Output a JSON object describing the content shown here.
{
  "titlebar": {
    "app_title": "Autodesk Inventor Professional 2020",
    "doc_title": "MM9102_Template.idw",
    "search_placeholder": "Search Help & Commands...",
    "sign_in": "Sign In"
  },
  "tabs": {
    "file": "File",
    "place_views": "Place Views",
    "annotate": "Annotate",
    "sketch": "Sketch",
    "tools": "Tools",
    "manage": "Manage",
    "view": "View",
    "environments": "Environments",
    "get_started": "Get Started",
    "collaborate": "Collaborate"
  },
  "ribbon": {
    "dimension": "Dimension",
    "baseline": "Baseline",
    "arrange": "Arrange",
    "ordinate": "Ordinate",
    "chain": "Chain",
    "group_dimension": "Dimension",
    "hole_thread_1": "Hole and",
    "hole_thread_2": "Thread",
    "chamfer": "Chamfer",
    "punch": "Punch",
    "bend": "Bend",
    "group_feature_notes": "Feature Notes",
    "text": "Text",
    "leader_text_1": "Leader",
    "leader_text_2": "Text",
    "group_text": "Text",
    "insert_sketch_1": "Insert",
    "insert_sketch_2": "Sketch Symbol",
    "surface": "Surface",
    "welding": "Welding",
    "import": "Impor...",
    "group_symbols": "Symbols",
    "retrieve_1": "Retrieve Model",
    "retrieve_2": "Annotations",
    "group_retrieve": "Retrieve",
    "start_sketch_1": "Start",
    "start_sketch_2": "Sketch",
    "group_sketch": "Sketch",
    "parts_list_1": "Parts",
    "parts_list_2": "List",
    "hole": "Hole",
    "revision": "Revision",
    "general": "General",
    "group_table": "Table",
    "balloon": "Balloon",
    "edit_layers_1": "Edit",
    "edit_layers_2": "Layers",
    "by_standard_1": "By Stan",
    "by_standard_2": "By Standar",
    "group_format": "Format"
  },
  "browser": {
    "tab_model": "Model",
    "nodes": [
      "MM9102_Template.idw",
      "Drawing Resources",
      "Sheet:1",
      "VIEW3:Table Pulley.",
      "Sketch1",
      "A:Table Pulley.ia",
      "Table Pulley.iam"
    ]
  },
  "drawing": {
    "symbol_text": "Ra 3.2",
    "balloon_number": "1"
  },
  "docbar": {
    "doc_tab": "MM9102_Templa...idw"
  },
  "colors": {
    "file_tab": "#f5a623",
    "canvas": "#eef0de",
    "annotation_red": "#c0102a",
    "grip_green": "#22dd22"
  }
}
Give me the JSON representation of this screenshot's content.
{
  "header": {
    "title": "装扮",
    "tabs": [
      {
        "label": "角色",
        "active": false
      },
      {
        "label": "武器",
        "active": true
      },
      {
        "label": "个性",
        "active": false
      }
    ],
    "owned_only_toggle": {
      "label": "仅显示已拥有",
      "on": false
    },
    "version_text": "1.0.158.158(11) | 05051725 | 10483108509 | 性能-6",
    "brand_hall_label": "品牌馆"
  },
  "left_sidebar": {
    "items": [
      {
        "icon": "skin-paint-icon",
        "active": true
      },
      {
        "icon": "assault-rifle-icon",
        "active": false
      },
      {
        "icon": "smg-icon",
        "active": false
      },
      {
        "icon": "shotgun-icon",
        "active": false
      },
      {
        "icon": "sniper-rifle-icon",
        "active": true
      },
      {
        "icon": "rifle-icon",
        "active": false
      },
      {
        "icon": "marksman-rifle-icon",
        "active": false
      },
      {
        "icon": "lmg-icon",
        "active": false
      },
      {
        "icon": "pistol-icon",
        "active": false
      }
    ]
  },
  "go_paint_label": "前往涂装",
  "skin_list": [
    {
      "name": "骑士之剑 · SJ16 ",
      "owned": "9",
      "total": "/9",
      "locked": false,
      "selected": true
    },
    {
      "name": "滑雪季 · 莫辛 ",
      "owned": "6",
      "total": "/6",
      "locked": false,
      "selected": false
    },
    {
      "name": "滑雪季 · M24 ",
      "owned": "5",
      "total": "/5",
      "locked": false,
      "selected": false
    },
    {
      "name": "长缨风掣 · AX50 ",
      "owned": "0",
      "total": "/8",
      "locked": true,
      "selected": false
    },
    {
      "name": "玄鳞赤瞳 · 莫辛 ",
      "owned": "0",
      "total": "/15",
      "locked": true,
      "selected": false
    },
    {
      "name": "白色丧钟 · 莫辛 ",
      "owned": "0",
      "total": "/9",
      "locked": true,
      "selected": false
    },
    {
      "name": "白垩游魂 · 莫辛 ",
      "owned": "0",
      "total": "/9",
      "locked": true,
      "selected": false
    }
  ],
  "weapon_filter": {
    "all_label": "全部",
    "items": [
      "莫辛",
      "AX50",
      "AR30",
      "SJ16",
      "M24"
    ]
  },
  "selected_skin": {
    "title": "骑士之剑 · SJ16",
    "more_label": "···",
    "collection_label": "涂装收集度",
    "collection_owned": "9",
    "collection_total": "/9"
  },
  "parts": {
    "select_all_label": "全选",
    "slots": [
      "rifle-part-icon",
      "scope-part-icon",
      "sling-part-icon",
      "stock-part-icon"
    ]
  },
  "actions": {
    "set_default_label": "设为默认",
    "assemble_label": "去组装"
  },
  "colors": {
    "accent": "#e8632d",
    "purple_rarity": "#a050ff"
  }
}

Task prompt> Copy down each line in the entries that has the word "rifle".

Finished exercise>
        "icon": "assault-rifle-icon",
        "icon": "sniper-rifle-icon",
        "icon": "rifle-icon",
        "icon": "marksman-rifle-icon",
      "rifle-part-icon",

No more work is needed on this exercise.